Dissertation - NSU Access Only
Doctor of Philosophy in Computer Information Systems (DCIS)
Graduate School of Computer and Information Sciences
Greg E Simco
Human language records most of the information and knowledge produced by organizations and individuals. The machine-based process of analyzing information in natural language form is called natural language processing (NLP). Information extraction (IE) is the process of analyzing machine-readable text and identifying and collecting information about specified types of entities, events, and relationships.
Named entity extraction is an area of IE concerned specifically with recognizing and classifying proper names for persons, organizations, and locations from natural language. Extant approaches to the design and implementation named entity extraction systems include: (a) knowledge-engineering approaches which utilize domain experts to hand-craft NLP rules to recognize and classify named entities; (b) supervised machine-learning approaches in which a previously tagged corpus of named entities is used to train algorithms which incorporate statistical and probabilistic methods for NLP; or (c) hybrid approaches which incorporate aspects of both methods described in (a) and (b).
Performance for IE systems is evaluated using the metrics of precision and recall which measure the accuracy and completeness of the IE task. Previous research has shown that utilizing a large knowledge base of known entities has the potential to improve overall entity extraction precision and recall performance. Although existing methods typically incorporate dictionary-based features, these dictionaries have been limited in size and scope.

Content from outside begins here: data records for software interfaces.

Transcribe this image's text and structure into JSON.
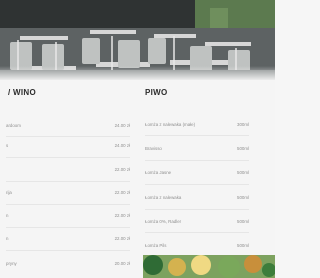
{
  "photo": {
    "icon": "restaurant-terrace-photo"
  },
  "left_column": {
    "title": "/ WINO",
    "items": [
      {
        "name": "ardoom",
        "price": "24.00 zł"
      },
      {
        "name": "s",
        "price": "24.00 zł"
      },
      {
        "name": "",
        "price": "22.00 zł"
      },
      {
        "name": "rija",
        "price": "22.00 zł"
      },
      {
        "name": "n",
        "price": "22.00 zł"
      },
      {
        "name": "n",
        "price": "22.00 zł"
      },
      {
        "name": "pryny",
        "price": "20.00 zł"
      }
    ]
  },
  "right_column": {
    "title": "PIWO",
    "items": [
      {
        "name": "Łomża z nalewaka (małe)",
        "price": "300ml"
      },
      {
        "name": "Bravisso",
        "price": "500ml"
      },
      {
        "name": "Łomża Jasne",
        "price": "500ml"
      },
      {
        "name": "Łomża z nalewaka",
        "price": "500ml"
      },
      {
        "name": "Łomża 0%, Radler",
        "price": "500ml"
      },
      {
        "name": "Łomża Pils",
        "price": "500ml"
      }
    ]
  },
  "bottom_photo": {
    "icon": "food-photo"
  }
}
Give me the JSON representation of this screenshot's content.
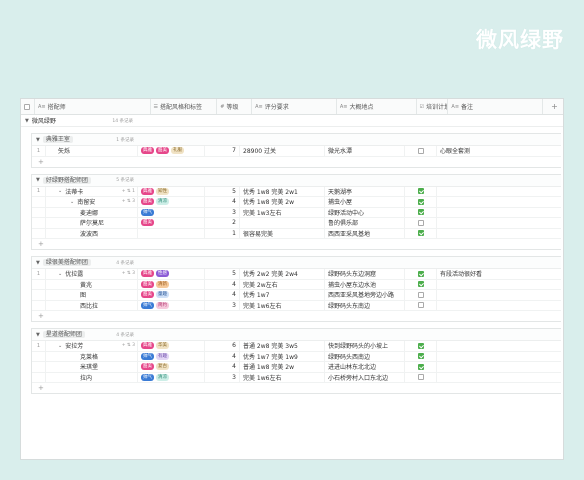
{
  "brand": "微风绿野",
  "columns": {
    "name": "搭配师",
    "tags": "搭配风格和标签",
    "level": "等级",
    "req": "评分要求",
    "loc": "大概地点",
    "plan": "培训计划",
    "note": "备注",
    "add": "+"
  },
  "top_group": {
    "label": "微风绿野",
    "count": "14 条记录"
  },
  "groups": [
    {
      "name": "典雅王室",
      "count": "1 条记录",
      "rows": [
        {
          "num": "1",
          "name": "矢烁",
          "tags": [
            {
              "t": "典雅",
              "c": "pink"
            },
            {
              "t": "甜美",
              "c": "pink"
            },
            {
              "t": "礼服",
              "c": "tan"
            }
          ],
          "level": "7",
          "req": "28900 过关",
          "loc": "微光水潭",
          "plan": false,
          "note": "心眼全套测"
        }
      ]
    },
    {
      "name": "好绿野搭配师团",
      "count": "5 条记录",
      "rows": [
        {
          "num": "1",
          "name": "法蒂卡",
          "ctl": "+ ⇅ 1",
          "tags": [
            {
              "t": "典雅",
              "c": "pink"
            },
            {
              "t": "知性",
              "c": "tan"
            }
          ],
          "level": "5",
          "req": "优秀 1w8 完美 2w1",
          "loc": "天鹅湖亭",
          "plan": true,
          "note": ""
        },
        {
          "num": "",
          "name": "南留安",
          "ctl": "+ ⇅ 3",
          "tags": [
            {
              "t": "甜美",
              "c": "pink"
            },
            {
              "t": "清凉",
              "c": "teal"
            }
          ],
          "level": "4",
          "req": "优秀 1w8 完美 2w",
          "loc": "捕虫小屋",
          "plan": true,
          "note": ""
        },
        {
          "num": "",
          "name": "麦迪娜",
          "tags": [
            {
              "t": "帅气",
              "c": "blue"
            }
          ],
          "level": "3",
          "req": "完美 1w3左右",
          "loc": "绿野活动中心",
          "plan": true,
          "note": ""
        },
        {
          "num": "",
          "name": "萨尔莫尼",
          "tags": [
            {
              "t": "甜美",
              "c": "pink"
            }
          ],
          "level": "2",
          "req": "",
          "loc": "鲁的俱乐部",
          "plan": false,
          "note": ""
        },
        {
          "num": "",
          "name": "波波西",
          "tags": [],
          "level": "1",
          "req": "很容易完美",
          "loc": "西西亚采风基地",
          "plan": true,
          "note": ""
        }
      ]
    },
    {
      "name": "绿很美搭配师团",
      "count": "4 条记录",
      "rows": [
        {
          "num": "1",
          "name": "优拉露",
          "ctl": "+ ⇅ 3",
          "tags": [
            {
              "t": "典雅",
              "c": "pink"
            },
            {
              "t": "性感",
              "c": "purple"
            }
          ],
          "level": "5",
          "req": "优秀 2w2 完美 2w4",
          "loc": "绿野码头东边洞窟",
          "plan": true,
          "note": "有段活动很好看"
        },
        {
          "num": "",
          "name": "黄兆",
          "tags": [
            {
              "t": "甜美",
              "c": "pink"
            },
            {
              "t": "清新",
              "c": "orange"
            }
          ],
          "level": "4",
          "req": "完美 2w左右",
          "loc": "捕虫小屋东边水池",
          "plan": true,
          "note": ""
        },
        {
          "num": "",
          "name": "图",
          "tags": [
            {
              "t": "甜美",
              "c": "pink"
            },
            {
              "t": "童趣",
              "c": "lblue"
            }
          ],
          "level": "4",
          "req": "优秀 1w7",
          "loc": "西西亚采风基地旁边小路",
          "plan": false,
          "note": ""
        },
        {
          "num": "",
          "name": "西比拉",
          "tags": [
            {
              "t": "帅气",
              "c": "blue"
            },
            {
              "t": "简约",
              "c": "lpink"
            }
          ],
          "level": "3",
          "req": "完美 1w6左右",
          "loc": "绿野码头东南边",
          "plan": false,
          "note": ""
        }
      ]
    },
    {
      "name": "星道搭配师团",
      "count": "4 条记录",
      "rows": [
        {
          "num": "1",
          "name": "安拉芳",
          "ctl": "+ ⇅ 3",
          "tags": [
            {
              "t": "典雅",
              "c": "pink"
            },
            {
              "t": "华美",
              "c": "tan"
            }
          ],
          "level": "6",
          "req": "普通 2w8 完美 3w5",
          "loc": "快到绿野码头的小坡上",
          "plan": true,
          "note": ""
        },
        {
          "num": "",
          "name": "克莱格",
          "tags": [
            {
              "t": "帅气",
              "c": "blue"
            },
            {
              "t": "有趣",
              "c": "lpurple"
            }
          ],
          "level": "4",
          "req": "优秀 1w7 完美 1w9",
          "loc": "绿野码头西南边",
          "plan": true,
          "note": ""
        },
        {
          "num": "",
          "name": "米琪堡",
          "tags": [
            {
              "t": "甜美",
              "c": "pink"
            },
            {
              "t": "复古",
              "c": "tan"
            }
          ],
          "level": "4",
          "req": "普通 1w8 完美 2w",
          "loc": "进进山林东北北边",
          "plan": true,
          "note": ""
        },
        {
          "num": "",
          "name": "拉内",
          "tags": [
            {
              "t": "帅气",
              "c": "blue"
            },
            {
              "t": "清凉",
              "c": "teal"
            }
          ],
          "level": "3",
          "req": "完美 1w6左右",
          "loc": "小石桥旁村入口东北边",
          "plan": false,
          "note": ""
        }
      ]
    }
  ]
}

The problem addressed by this research was the design, implementation, and evaluation of a new high-performance knowledge-based hybrid processing approach and associated algorithms for named entity extraction, combining rule-based natural language parsing and memory-based machine learning classification facilitated by an extensive knowledge base of existing named entities. The hybrid approach implemented by this research resulted in improved precision and recall performance approaching human-level capability compared to existing methods measured using a standard test corpus. The system design incorporated a parallel processing system architecture with capabilities for managing a large knowledge base and providing high throughput potential for processing large collections of natural language text documents.
Anthony M. Middleton. 2009. High-Performance Knowledge-Based Entity Extraction. Doctoral dissertation. Nova Southeastern University. Retrieved from NSUWorks, Graduate School of Computer and Information Sciences. (246)